The other night we celebrated me not being that ill from pneumonia by going out for dinner at Anthony's in Leeds. We've been meaning to go for quite a while, since trying other restaurants which had been recommended by word of mouth to us which were frigging awful. This place, our 'social network' had told us, was not worth going to. So I enthusiastically booked it. We're also enthusiastic converts to 'molecular gastronomy', aka foam. El Bulli allegedly started this off - the World's number one restaurant. And as I learned from the web, chefs at Anthony's were trained at El Bulli.
Aesthetically, I have to say it is stuck somewhere in the early nineties. Those, what have to be considered now revolting brown leather high backed chairs, with matching brown oil paintings, which looked like they were picked up on Ebay. Husband quite liked the velvet underskirt of the tablecloth, I felt a bit like a footballer's wife. The restaurant is in the basement which is a questionable marketing technique. There was no natural light to appreciate the colour of one's plate. Our first encounter with the wine list was not as good as such an experience should be. As we both wanted the taster menu (which can't be that unusual) I was expecting, like at other expensive establishments, that we would have a recommended glass of whatever for each - or every other- course. This was one of the most blinding experiences on honeymoon in the Loire- the Vouvray perfectly matched the Foie gras for example. But nothing was specifically recommended. So we settled for a Sancerre and Fleurie for simplicity's sake.
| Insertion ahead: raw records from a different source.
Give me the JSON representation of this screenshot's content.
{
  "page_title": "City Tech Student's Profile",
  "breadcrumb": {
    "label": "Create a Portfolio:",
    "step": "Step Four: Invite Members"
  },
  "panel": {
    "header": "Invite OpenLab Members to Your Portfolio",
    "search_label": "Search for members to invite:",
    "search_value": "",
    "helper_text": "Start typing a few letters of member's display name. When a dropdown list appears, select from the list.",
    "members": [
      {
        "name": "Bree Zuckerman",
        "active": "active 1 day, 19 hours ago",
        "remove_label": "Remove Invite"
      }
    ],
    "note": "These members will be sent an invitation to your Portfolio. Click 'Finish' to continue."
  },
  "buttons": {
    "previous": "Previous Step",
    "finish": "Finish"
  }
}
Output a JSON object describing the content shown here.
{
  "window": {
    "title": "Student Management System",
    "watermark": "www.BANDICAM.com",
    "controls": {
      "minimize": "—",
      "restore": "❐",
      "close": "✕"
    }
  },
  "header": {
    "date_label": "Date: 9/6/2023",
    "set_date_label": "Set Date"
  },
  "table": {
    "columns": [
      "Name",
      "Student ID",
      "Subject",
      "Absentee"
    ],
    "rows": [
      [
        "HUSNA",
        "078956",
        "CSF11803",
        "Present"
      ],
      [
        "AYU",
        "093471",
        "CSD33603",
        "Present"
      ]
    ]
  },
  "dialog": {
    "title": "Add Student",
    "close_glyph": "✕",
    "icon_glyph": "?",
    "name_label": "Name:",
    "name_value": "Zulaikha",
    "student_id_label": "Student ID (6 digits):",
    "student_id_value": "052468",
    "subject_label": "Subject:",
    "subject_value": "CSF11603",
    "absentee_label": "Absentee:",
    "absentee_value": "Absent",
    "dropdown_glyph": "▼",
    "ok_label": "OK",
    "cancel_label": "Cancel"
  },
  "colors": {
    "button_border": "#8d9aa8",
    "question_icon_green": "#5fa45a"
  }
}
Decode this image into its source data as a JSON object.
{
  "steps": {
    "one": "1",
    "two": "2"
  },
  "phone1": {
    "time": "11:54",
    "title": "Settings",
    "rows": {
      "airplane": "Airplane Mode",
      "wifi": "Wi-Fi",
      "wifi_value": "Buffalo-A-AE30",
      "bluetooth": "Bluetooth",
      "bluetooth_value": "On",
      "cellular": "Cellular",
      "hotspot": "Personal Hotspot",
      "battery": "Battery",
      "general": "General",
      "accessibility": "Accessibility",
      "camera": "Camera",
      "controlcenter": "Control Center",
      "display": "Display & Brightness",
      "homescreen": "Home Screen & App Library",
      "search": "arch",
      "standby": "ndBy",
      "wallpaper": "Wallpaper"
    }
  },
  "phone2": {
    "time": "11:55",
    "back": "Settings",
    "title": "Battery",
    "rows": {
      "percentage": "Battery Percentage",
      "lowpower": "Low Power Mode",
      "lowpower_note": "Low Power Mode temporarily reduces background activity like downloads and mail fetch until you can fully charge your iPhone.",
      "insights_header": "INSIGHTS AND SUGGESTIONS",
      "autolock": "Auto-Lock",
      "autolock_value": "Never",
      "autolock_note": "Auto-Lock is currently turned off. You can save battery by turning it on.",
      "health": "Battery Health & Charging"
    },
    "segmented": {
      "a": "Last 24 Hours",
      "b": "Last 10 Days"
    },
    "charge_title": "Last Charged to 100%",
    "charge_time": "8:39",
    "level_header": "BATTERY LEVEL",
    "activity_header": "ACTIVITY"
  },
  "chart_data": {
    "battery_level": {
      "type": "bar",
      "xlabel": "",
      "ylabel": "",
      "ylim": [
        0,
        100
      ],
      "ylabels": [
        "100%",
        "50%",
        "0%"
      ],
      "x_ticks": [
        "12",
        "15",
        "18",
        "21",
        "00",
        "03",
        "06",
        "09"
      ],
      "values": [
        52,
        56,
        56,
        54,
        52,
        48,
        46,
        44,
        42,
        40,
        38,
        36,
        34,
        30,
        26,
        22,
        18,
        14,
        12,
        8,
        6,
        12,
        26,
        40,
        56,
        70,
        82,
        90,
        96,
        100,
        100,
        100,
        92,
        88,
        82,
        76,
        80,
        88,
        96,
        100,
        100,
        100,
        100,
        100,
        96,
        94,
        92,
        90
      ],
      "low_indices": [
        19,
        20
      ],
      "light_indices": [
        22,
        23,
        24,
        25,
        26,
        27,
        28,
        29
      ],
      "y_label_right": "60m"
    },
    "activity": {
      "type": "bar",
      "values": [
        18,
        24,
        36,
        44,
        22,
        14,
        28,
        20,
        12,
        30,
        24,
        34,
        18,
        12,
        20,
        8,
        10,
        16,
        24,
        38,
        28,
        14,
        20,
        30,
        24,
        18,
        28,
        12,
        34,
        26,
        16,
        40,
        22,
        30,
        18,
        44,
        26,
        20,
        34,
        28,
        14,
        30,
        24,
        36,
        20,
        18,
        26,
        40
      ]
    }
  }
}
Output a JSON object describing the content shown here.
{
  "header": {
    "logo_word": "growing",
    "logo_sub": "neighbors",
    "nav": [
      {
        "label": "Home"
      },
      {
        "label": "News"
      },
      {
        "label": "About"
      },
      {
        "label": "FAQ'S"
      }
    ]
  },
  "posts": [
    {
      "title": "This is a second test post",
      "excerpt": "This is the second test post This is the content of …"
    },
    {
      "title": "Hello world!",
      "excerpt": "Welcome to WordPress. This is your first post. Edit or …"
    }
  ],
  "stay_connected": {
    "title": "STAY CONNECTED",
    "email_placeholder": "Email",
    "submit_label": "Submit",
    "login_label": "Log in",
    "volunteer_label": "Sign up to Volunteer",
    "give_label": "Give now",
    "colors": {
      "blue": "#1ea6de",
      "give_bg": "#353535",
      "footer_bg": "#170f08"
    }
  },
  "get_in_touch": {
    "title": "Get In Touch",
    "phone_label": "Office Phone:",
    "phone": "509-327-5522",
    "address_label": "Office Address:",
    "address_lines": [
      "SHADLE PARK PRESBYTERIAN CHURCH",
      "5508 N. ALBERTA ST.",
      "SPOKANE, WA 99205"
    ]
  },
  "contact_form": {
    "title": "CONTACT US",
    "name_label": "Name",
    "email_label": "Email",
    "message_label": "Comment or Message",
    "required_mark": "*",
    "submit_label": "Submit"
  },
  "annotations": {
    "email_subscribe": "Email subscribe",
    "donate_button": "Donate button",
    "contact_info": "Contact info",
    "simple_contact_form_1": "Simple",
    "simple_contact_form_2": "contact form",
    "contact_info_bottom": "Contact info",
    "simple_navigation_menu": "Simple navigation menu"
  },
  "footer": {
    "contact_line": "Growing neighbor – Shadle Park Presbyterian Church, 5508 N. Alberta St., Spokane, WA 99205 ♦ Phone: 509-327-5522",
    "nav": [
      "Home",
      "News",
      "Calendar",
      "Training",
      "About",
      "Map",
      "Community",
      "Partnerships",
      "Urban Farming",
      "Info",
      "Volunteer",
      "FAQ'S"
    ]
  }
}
We weren't given a menu of what we had chosen, until the end.
But the food was impressive. We had eight courses. I love small, numerous courses. The first course, pig cheek - nice but should it have been the first course? For the first course you want something refreshing which cleans the palate, not the heaviest, richest dish on the menu. That was a mistake. The second course was marvellous - risotto in expresso foam. You wouldn't think this would go, but it was delectable, the cheesey parmesan contrasting with the foamy and bitter coffee and succulent grains of rice. Too much of it if anything though - but this is Yorkshire. Then a wonderfully diverse course. And I could hear Gordon Ramsey shouting down my ear as I devoured it - How many flavours on one plate? I disagree with his bulliness on this. He says one can only take about four flavours at once. Anyway this course was duck (such dainty slices, microscopic) tobacco rhubarb, avocado. And there were grapefruit flecks. It looked a picture. The tastes were divine, there were more than four. And refreshing. It's a dream come true when one looks at a plate and thinks ' should I eat that?'. I didn't want to disturb a work of art. Then there were two fish courses, better if anything or at least on a par. Again the slitherist of slices of ox tongue with tuna and horseradish. Gorgeous. Followed by Red Mullet, filo crab sandwich and passion fruit foam. Divine. The Lamb dish which followed was perhaps again too quantative but delicious. Then two desserts - cucumber and cheese cannelloni. Nice. And apple pork and sage (parfait, filo and icecream) respectively. Lovely. But the cheeseboard was perhaps the highlight of the evening. There were about 30 cheeses to choose from - they had their own menu. We picked seven. You could pick eleven or thirteen. Then they went off and printed our own little cheese menu. So I've got a little list here if ever I want to get our favourites - bit of a problem as they all were. They were served on a thin long platter with plenty of accompaniments, nice breads, pickle and grapes. It was a perfect finish.
I think if they improved the wine selection, training for the sommelier, order of the taster menu and ambience of the place then it wouldn't be just deserving of one Michelin star but two. And at two hundred pounds for what was a great example of Northern creative genius - worth every penny.